Component data from apps and pages

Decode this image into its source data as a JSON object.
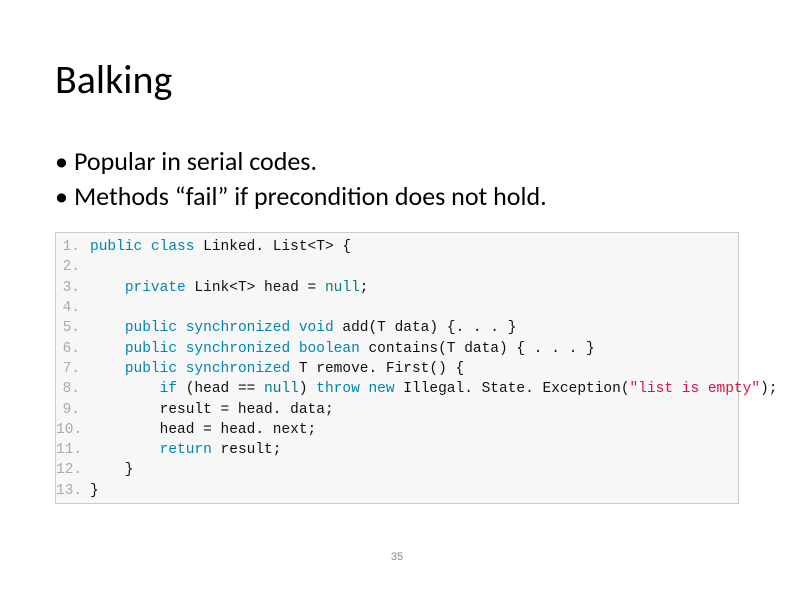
{
  "title": "Balking",
  "bullets": [
    "Popular in serial codes.",
    "Methods “fail” if precondition does not hold."
  ],
  "code": {
    "lines": [
      [
        [
          "key",
          "public"
        ],
        [
          "pl",
          " "
        ],
        [
          "key",
          "class"
        ],
        [
          "pl",
          " Linked. List<T> {"
        ]
      ],
      [],
      [
        [
          "pl",
          "    "
        ],
        [
          "key",
          "private"
        ],
        [
          "pl",
          " Link<T> head = "
        ],
        [
          "lit",
          "null"
        ],
        [
          "pl",
          ";"
        ]
      ],
      [],
      [
        [
          "pl",
          "    "
        ],
        [
          "key",
          "public"
        ],
        [
          "pl",
          " "
        ],
        [
          "key",
          "synchronized"
        ],
        [
          "pl",
          " "
        ],
        [
          "key",
          "void"
        ],
        [
          "pl",
          " add(T data) {. . . }"
        ]
      ],
      [
        [
          "pl",
          "    "
        ],
        [
          "key",
          "public"
        ],
        [
          "pl",
          " "
        ],
        [
          "key",
          "synchronized"
        ],
        [
          "pl",
          " "
        ],
        [
          "key",
          "boolean"
        ],
        [
          "pl",
          " contains(T data) { . . . }"
        ]
      ],
      [
        [
          "pl",
          "    "
        ],
        [
          "key",
          "public"
        ],
        [
          "pl",
          " "
        ],
        [
          "key",
          "synchronized"
        ],
        [
          "pl",
          " T remove. First() {"
        ]
      ],
      [
        [
          "pl",
          "        "
        ],
        [
          "key",
          "if"
        ],
        [
          "pl",
          " (head == "
        ],
        [
          "lit",
          "null"
        ],
        [
          "pl",
          ") "
        ],
        [
          "key",
          "throw"
        ],
        [
          "pl",
          " "
        ],
        [
          "key",
          "new"
        ],
        [
          "pl",
          " Illegal. State. Exception("
        ],
        [
          "str",
          "\"list is empty\""
        ],
        [
          "pl",
          ");"
        ]
      ],
      [
        [
          "pl",
          "        result = head. data;"
        ]
      ],
      [
        [
          "pl",
          "        head = head. next;"
        ]
      ],
      [
        [
          "pl",
          "        "
        ],
        [
          "key",
          "return"
        ],
        [
          "pl",
          " result;"
        ]
      ],
      [
        [
          "pl",
          "    }"
        ]
      ],
      [
        [
          "pl",
          "}"
        ]
      ]
    ]
  },
  "page_number": "35"
}
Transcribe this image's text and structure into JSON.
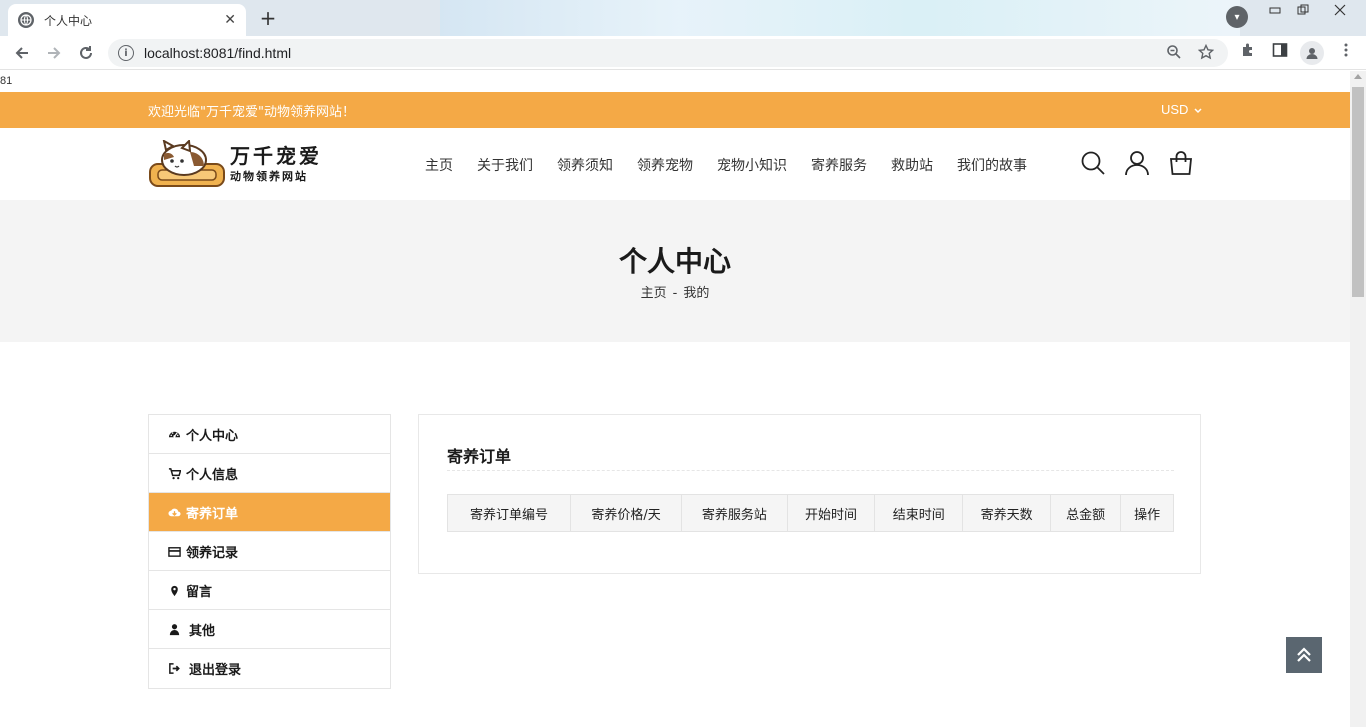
{
  "browser": {
    "tab_title": "个人中心",
    "url": "localhost:8081/find.html",
    "tab_close": "✕",
    "new_tab": "+"
  },
  "page": {
    "stray_text": "81",
    "topbar": {
      "welcome": "欢迎光临\"万千宠爱\"动物领养网站！",
      "currency": "USD"
    },
    "logo": {
      "line1": "万千宠爱",
      "line2": "动物领养网站"
    },
    "nav": [
      "主页",
      "关于我们",
      "领养须知",
      "领养宠物",
      "宠物小知识",
      "寄养服务",
      "救助站",
      "我们的故事"
    ],
    "banner": {
      "title": "个人中心",
      "crumb_home": "主页",
      "crumb_sep": "-",
      "crumb_current": "我的"
    },
    "sidebar": [
      {
        "label": "个人中心",
        "icon": "dashboard-icon"
      },
      {
        "label": "个人信息",
        "icon": "cart-icon"
      },
      {
        "label": "寄养订单",
        "icon": "cloud-download-icon",
        "active": true
      },
      {
        "label": "领养记录",
        "icon": "credit-card-icon"
      },
      {
        "label": "留言",
        "icon": "map-marker-icon"
      },
      {
        "label": "其他",
        "icon": "user-icon"
      },
      {
        "label": "退出登录",
        "icon": "sign-out-icon"
      }
    ],
    "panel": {
      "title": "寄养订单",
      "columns": [
        "寄养订单编号",
        "寄养价格/天",
        "寄养服务站",
        "开始时间",
        "结束时间",
        "寄养天数",
        "总金额",
        "操作"
      ]
    }
  },
  "colors": {
    "accent": "#f4a946",
    "banner_bg": "#f4f4f4",
    "to_top_bg": "#5a6670"
  }
}
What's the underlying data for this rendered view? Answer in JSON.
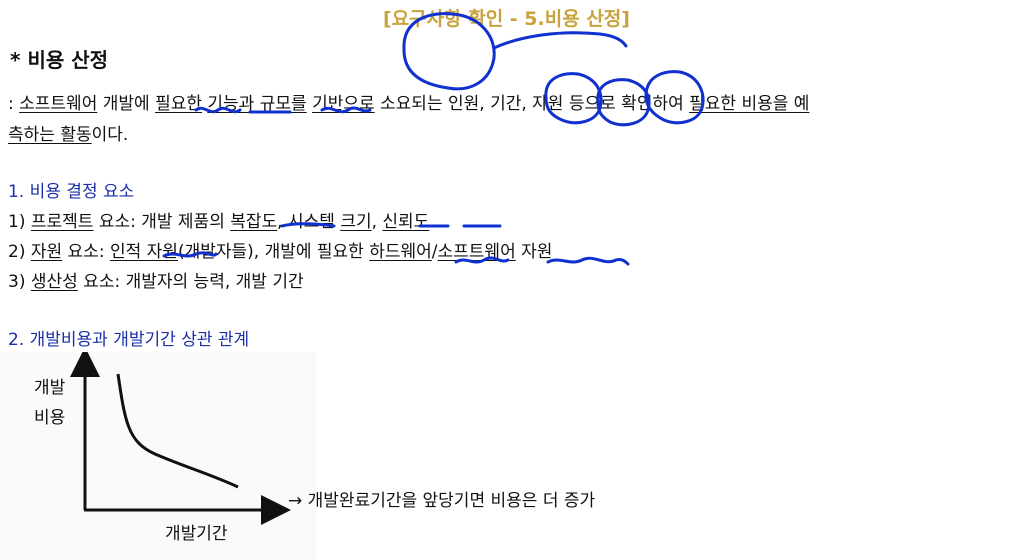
{
  "header": "[요구사항 확인 - 5.비용 산정]",
  "section": {
    "bullet": "*",
    "title": "비용 산정"
  },
  "definition": {
    "prefix": ": ",
    "line1": [
      {
        "text": "소프트웨어",
        "u": true
      },
      {
        "text": " 개발에 ",
        "u": false
      },
      {
        "text": "필요한",
        "u": true
      },
      {
        "text": " ",
        "u": false
      },
      {
        "text": "기능과",
        "u": true
      },
      {
        "text": " ",
        "u": false
      },
      {
        "text": "규모를",
        "u": true
      },
      {
        "text": " ",
        "u": false
      },
      {
        "text": "기반으로",
        "u": true
      },
      {
        "text": " 소요되는 인원, 기간, 자원 등으로 확인하여 ",
        "u": false
      },
      {
        "text": "필요한 비용을 예",
        "u": true
      }
    ],
    "line2": [
      {
        "text": "측하는 활동",
        "u": true
      },
      {
        "text": "이다.",
        "u": false
      }
    ]
  },
  "factors": {
    "heading": "1. 비용 결정 요소",
    "items": [
      [
        {
          "text": "1) ",
          "u": false
        },
        {
          "text": "프로젝트",
          "u": true
        },
        {
          "text": " 요소: 개발 제품의 ",
          "u": false
        },
        {
          "text": "복잡도",
          "u": true
        },
        {
          "text": ", 시스템 ",
          "u": false
        },
        {
          "text": "크기",
          "u": true
        },
        {
          "text": ", ",
          "u": false
        },
        {
          "text": "신뢰도",
          "u": true
        }
      ],
      [
        {
          "text": "2) ",
          "u": false
        },
        {
          "text": "자원",
          "u": true
        },
        {
          "text": "  요소: ",
          "u": false
        },
        {
          "text": "인적 자원",
          "u": true
        },
        {
          "text": "(개발자들), 개발에 필요한 ",
          "u": false
        },
        {
          "text": "하드웨어",
          "u": true
        },
        {
          "text": "/",
          "u": false
        },
        {
          "text": "소프트웨어",
          "u": true
        },
        {
          "text": " 자원",
          "u": false
        }
      ],
      [
        {
          "text": "3) ",
          "u": false
        },
        {
          "text": "생산성",
          "u": true
        },
        {
          "text": " 요소: 개발자의 능력, 개발 기간",
          "u": false
        }
      ]
    ]
  },
  "relation": {
    "heading": "2. 개발비용과 개발기간 상관 관계",
    "y_label_line1": "개발",
    "y_label_line2": "비용",
    "x_label": "개발기간",
    "note": "→ 개발완료기간을 앞당기면 비용은 더 증가"
  },
  "colors": {
    "header": "#c8a23c",
    "heading": "#1a2fa8",
    "ink": "#1030d0"
  }
}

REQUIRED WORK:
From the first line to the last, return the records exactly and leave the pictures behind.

FINISHED TASK:
Decode this image into its source data as a JSON object.
{
  "title": "Balking",
  "bullets": [
    "Popular in serial codes.",
    "Methods “fail” if precondition does not hold."
  ],
  "code": {
    "lines": [
      [
        [
          "key",
          "public"
        ],
        [
          "pl",
          " "
        ],
        [
          "key",
          "class"
        ],
        [
          "pl",
          " Linked. List<T> {"
        ]
      ],
      [],
      [
        [
          "pl",
          "    "
        ],
        [
          "key",
          "private"
        ],
        [
          "pl",
          " Link<T> head = "
        ],
        [
          "lit",
          "null"
        ],
        [
          "pl",
          ";"
        ]
      ],
      [],
      [
        [
          "pl",
          "    "
        ],
        [
          "key",
          "public"
        ],
        [
          "pl",
          " "
        ],
        [
          "key",
          "synchronized"
        ],
        [
          "pl",
          " "
        ],
        [
          "key",
          "void"
        ],
        [
          "pl",
          " add(T data) {. . . }"
        ]
      ],
      [
        [
          "pl",
          "    "
        ],
        [
          "key",
          "public"
        ],
        [
          "pl",
          " "
        ],
        [
          "key",
          "synchronized"
        ],
        [
          "pl",
          " "
        ],
        [
          "key",
          "boolean"
        ],
        [
          "pl",
          " contains(T data) { . . . }"
        ]
      ],
      [
        [
          "pl",
          "    "
        ],
        [
          "key",
          "public"
        ],
        [
          "pl",
          " "
        ],
        [
          "key",
          "synchronized"
        ],
        [
          "pl",
          " T remove. First() {"
        ]
      ],
      [
        [
          "pl",
          "        "
        ],
        [
          "key",
          "if"
        ],
        [
          "pl",
          " (head == "
        ],
        [
          "lit",
          "null"
        ],
        [
          "pl",
          ") "
        ],
        [
          "key",
          "throw"
        ],
        [
          "pl",
          " "
        ],
        [
          "key",
          "new"
        ],
        [
          "pl",
          " Illegal. State. Exception("
        ],
        [
          "str",
          "\"list is empty\""
        ],
        [
          "pl",
          ");"
        ]
      ],
      [
        [
          "pl",
          "        result = head. data;"
        ]
      ],
      [
        [
          "pl",
          "        head = head. next;"
        ]
      ],
      [
        [
          "pl",
          "        "
        ],
        [
          "key",
          "return"
        ],
        [
          "pl",
          " result;"
        ]
      ],
      [
        [
          "pl",
          "    }"
        ]
      ],
      [
        [
          "pl",
          "}"
        ]
      ]
    ]
  },
  "page_number": "35"
}
Transcribe this image's text and structure into JSON.
{
  "browser": {
    "tab_title": "个人中心",
    "url": "localhost:8081/find.html",
    "tab_close": "✕",
    "new_tab": "+"
  },
  "page": {
    "stray_text": "81",
    "topbar": {
      "welcome": "欢迎光临\"万千宠爱\"动物领养网站！",
      "currency": "USD"
    },
    "logo": {
      "line1": "万千宠爱",
      "line2": "动物领养网站"
    },
    "nav": [
      "主页",
      "关于我们",
      "领养须知",
      "领养宠物",
      "宠物小知识",
      "寄养服务",
      "救助站",
      "我们的故事"
    ],
    "banner": {
      "title": "个人中心",
      "crumb_home": "主页",
      "crumb_sep": "-",
      "crumb_current": "我的"
    },
    "sidebar": [
      {
        "label": "个人中心",
        "icon": "dashboard-icon"
      },
      {
        "label": "个人信息",
        "icon": "cart-icon"
      },
      {
        "label": "寄养订单",
        "icon": "cloud-download-icon",
        "active": true
      },
      {
        "label": "领养记录",
        "icon": "credit-card-icon"
      },
      {
        "label": "留言",
        "icon": "map-marker-icon"
      },
      {
        "label": "其他",
        "icon": "user-icon"
      },
      {
        "label": "退出登录",
        "icon": "sign-out-icon"
      }
    ],
    "panel": {
      "title": "寄养订单",
      "columns": [
        "寄养订单编号",
        "寄养价格/天",
        "寄养服务站",
        "开始时间",
        "结束时间",
        "寄养天数",
        "总金额",
        "操作"
      ]
    }
  },
  "colors": {
    "accent": "#f4a946",
    "banner_bg": "#f4f4f4",
    "to_top_bg": "#5a6670"
  }
}
What's the underlying data for this rendered view? Answer in JSON.
{
  "header": "[요구사항 확인 - 5.비용 산정]",
  "section": {
    "bullet": "*",
    "title": "비용 산정"
  },
  "definition": {
    "prefix": ": ",
    "line1": [
      {
        "text": "소프트웨어",
        "u": true
      },
      {
        "text": " 개발에 ",
        "u": false
      },
      {
        "text": "필요한",
        "u": true
      },
      {
        "text": " ",
        "u": false
      },
      {
        "text": "기능과",
        "u": true
      },
      {
        "text": " ",
        "u": false
      },
      {
        "text": "규모를",
        "u": true
      },
      {
        "text": " ",
        "u": false
      },
      {
        "text": "기반으로",
        "u": true
      },
      {
        "text": " 소요되는 인원, 기간, 자원 등으로 확인하여 ",
        "u": false
      },
      {
        "text": "필요한 비용을 예",
        "u": true
      }
    ],
    "line2": [
      {
        "text": "측하는 활동",
        "u": true
      },
      {
        "text": "이다.",
        "u": false
      }
    ]
  },
  "factors": {
    "heading": "1. 비용 결정 요소",
    "items": [
      [
        {
          "text": "1) ",
          "u": false
        },
        {
          "text": "프로젝트",
          "u": true
        },
        {
          "text": " 요소: 개발 제품의 ",
          "u": false
        },
        {
          "text": "복잡도",
          "u": true
        },
        {
          "text": ", 시스템 ",
          "u": false
        },
        {
          "text": "크기",
          "u": true
        },
        {
          "text": ", ",
          "u": false
        },
        {
          "text": "신뢰도",
          "u": true
        }
      ],
      [
        {
          "text": "2) ",
          "u": false
        },
        {
          "text": "자원",
          "u": true
        },
        {
          "text": "  요소: ",
          "u": false
        },
        {
          "text": "인적 자원",
          "u": true
        },
        {
          "text": "(개발자들), 개발에 필요한 ",
          "u": false
        },
        {
          "text": "하드웨어",
          "u": true
        },
        {
          "text": "/",
          "u": false
        },
        {
          "text": "소프트웨어",
          "u": true
        },
        {
          "text": " 자원",
          "u": false
        }
      ],
      [
        {
          "text": "3) ",
          "u": false
        },
        {
          "text": "생산성",
          "u": true
        },
        {
          "text": " 요소: 개발자의 능력, 개발 기간",
          "u": false
        }
      ]
    ]
  },
  "relation": {
    "heading": "2. 개발비용과 개발기간 상관 관계",
    "y_label_line1": "개발",
    "y_label_line2": "비용",
    "x_label": "개발기간",
    "note": "→ 개발완료기간을 앞당기면 비용은 더 증가"
  },
  "colors": {
    "header": "#c8a23c",
    "heading": "#1a2fa8",
    "ink": "#1030d0"
  }
}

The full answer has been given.